Alzheimer’s Disease has heretofore never had a cure. We use drugs such as donepezil to slow its
progress, but we cannot reverse the damage done. Alzheimer’s is the leading cause of dementia in
elderly patients and progresses by the congregation of certain peptides in the brain, which connect to
form insoluble strands in plaques within the brain’s protein structure. These plaques reduce the brain’s
ability to access long-term memory without sacrificing the natural electrical conductivity of the brain’s
cells. The result is a marked decline in cognitive function, recall ability, and information processing
capacity.
A study published in May of 2020 in Biochemical and Biophysical Research Communications has shed
light on a hormone’s potential for reversal of plaque formation in Alzheimer’s Disease. Oxytocin, a
naturally produced hormone associated with childbirth and lactation, aids in the regulation of cognitive
function and has receptors within various regions of the brain. Mice studies have showed these
receptors to be involved in spatial learning and long-term memory, and upon stimulation by an oxytocin
infusion, the mice’s performance improved in these areas. The study published in May, however, took a
closer look at the possible interaction of oxytocin with the amyloid plaques associated with Alzheimer’s
Disease.
The researchers induced the formation of amyloid plaques in the brains of mice and observed the effect
of oxytocin. They also observed the effect of an oxytocin receptor antagonist to discern if the observed
response was specific to oxytocin. It was found that oxytocin reversed the formation of the amyloid
plaque in the brains of mice, while the oxytocin receptor antagonist failed to do the same. These results
lay the foundation for groundbreaking strides to be made in medicine, and to alter treatment of
dementia for the betterment of generations to come.

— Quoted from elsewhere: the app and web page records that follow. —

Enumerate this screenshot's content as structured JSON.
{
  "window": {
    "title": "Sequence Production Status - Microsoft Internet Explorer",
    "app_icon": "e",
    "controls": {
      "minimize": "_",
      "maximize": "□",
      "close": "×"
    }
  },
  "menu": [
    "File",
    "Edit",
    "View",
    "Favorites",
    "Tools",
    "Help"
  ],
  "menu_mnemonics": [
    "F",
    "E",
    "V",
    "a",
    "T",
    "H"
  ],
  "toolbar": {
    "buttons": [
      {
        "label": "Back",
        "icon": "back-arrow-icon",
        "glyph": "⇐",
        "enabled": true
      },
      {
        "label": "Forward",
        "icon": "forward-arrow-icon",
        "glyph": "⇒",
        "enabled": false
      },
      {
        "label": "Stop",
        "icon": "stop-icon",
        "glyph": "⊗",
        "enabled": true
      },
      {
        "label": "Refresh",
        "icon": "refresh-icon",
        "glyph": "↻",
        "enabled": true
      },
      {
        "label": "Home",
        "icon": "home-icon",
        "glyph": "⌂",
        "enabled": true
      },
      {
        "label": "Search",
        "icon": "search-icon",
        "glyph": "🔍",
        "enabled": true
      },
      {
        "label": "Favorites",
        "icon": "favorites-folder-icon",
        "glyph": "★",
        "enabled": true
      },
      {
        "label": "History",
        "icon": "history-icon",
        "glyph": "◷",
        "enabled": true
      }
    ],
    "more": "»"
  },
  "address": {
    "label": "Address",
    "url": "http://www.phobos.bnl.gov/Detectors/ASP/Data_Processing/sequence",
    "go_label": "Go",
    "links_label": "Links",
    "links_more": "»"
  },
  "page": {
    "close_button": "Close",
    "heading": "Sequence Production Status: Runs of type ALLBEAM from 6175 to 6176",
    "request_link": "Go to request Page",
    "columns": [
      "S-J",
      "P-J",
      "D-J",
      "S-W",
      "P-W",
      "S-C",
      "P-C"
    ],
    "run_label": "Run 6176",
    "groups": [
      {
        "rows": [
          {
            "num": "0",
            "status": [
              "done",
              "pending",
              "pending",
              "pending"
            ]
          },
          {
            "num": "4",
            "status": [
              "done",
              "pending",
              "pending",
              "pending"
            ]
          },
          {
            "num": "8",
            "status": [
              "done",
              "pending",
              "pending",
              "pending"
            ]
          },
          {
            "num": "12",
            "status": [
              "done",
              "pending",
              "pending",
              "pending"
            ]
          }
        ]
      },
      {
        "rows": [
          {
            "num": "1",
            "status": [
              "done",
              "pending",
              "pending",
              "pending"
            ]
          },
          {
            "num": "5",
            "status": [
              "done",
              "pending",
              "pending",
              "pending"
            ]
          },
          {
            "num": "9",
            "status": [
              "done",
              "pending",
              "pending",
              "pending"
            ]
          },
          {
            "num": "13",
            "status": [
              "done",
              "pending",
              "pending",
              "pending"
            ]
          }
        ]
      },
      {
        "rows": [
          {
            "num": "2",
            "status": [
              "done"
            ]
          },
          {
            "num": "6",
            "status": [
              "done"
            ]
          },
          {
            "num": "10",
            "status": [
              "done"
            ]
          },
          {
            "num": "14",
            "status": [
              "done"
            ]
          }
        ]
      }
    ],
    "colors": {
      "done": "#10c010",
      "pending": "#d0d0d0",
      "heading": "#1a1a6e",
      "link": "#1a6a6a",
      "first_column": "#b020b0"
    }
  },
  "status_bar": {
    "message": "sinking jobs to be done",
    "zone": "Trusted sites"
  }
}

By Jordan Lyons, PharmD candidate 2021
View article at:https://www.sciencedirect.com/science/article/abs/pii/S0006291X20307725

Leave a comment

Your email address will not be published. Required fields are marked *